━━━━━ The data ━━━━━

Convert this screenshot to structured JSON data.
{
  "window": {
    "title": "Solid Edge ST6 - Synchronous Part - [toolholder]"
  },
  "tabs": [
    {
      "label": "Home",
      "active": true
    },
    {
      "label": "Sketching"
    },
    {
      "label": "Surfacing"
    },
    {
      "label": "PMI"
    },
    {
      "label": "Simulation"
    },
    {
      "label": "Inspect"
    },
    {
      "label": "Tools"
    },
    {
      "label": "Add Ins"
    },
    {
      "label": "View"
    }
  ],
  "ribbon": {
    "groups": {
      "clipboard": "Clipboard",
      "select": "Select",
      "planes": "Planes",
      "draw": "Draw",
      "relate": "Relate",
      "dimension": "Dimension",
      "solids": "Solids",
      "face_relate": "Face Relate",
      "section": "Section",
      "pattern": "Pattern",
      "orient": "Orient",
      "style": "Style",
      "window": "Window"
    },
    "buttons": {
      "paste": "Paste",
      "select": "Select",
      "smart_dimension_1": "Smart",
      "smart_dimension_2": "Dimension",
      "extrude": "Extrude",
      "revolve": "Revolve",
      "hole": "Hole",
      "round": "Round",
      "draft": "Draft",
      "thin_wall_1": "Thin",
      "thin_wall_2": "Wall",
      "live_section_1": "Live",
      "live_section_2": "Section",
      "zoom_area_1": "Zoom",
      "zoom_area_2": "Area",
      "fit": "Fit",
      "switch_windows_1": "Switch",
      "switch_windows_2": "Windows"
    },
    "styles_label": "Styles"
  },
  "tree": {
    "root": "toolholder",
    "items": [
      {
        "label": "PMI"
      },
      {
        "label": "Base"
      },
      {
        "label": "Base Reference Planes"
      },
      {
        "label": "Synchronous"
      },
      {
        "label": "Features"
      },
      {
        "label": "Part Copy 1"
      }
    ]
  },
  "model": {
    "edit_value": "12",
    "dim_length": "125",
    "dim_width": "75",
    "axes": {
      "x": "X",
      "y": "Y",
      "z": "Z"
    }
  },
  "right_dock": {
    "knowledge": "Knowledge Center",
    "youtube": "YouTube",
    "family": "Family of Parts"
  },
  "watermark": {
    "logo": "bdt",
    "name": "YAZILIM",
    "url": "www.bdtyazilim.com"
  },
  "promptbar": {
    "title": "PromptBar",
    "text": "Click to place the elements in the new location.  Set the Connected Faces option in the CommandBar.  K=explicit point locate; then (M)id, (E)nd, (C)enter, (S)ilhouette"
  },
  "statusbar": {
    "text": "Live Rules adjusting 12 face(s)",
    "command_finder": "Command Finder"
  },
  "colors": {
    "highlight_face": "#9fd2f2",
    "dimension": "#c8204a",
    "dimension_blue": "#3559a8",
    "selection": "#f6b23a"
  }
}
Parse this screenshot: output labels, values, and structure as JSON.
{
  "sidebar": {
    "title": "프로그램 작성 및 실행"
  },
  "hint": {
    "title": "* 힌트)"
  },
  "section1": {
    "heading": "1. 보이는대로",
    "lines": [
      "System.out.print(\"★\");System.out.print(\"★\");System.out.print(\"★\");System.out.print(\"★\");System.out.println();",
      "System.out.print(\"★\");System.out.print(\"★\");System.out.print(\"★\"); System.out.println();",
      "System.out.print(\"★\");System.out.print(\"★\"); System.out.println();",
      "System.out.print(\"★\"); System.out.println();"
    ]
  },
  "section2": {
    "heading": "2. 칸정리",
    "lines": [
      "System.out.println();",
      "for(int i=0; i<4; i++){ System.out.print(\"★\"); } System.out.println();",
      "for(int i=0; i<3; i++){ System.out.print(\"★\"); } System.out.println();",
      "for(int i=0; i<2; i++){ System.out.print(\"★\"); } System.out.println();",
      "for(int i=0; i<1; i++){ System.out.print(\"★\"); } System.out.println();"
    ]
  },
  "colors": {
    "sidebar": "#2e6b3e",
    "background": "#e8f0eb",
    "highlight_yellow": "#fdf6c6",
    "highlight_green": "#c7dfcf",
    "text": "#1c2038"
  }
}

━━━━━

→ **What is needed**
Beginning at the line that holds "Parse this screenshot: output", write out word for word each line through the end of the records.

→ **Finished exercise**
Parse this screenshot: output labels, values, and structure as JSON.
{
  "sidebar": {
    "title": "프로그램 작성 및 실행"
  },
  "hint": {
    "title": "* 힌트)"
  },
  "section1": {
    "heading": "1. 보이는대로",
    "lines": [
      "System.out.print(\"★\");System.out.print(\"★\");System.out.print(\"★\");System.out.print(\"★\");System.out.println();",
      "System.out.print(\"★\");System.out.print(\"★\");System.out.print(\"★\"); System.out.println();",
      "System.out.print(\"★\");System.out.print(\"★\"); System.out.println();",
      "System.out.print(\"★\"); System.out.println();"
    ]
  },
  "section2": {
    "heading": "2. 칸정리",
    "lines": [
      "System.out.println();",
      "for(int i=0; i<4; i++){ System.out.print(\"★\"); } System.out.println();",
      "for(int i=0; i<3; i++){ System.out.print(\"★\"); } System.out.println();",
      "for(int i=0; i<2; i++){ System.out.print(\"★\"); } System.out.println();",
      "for(int i=0; i<1; i++){ System.out.print(\"★\"); } System.out.println();"
    ]
  },
  "colors": {
    "sidebar": "#2e6b3e",
    "background": "#e8f0eb",
    "highlight_yellow": "#fdf6c6",
    "highlight_green": "#c7dfcf",
    "text": "#1c2038"
  }
}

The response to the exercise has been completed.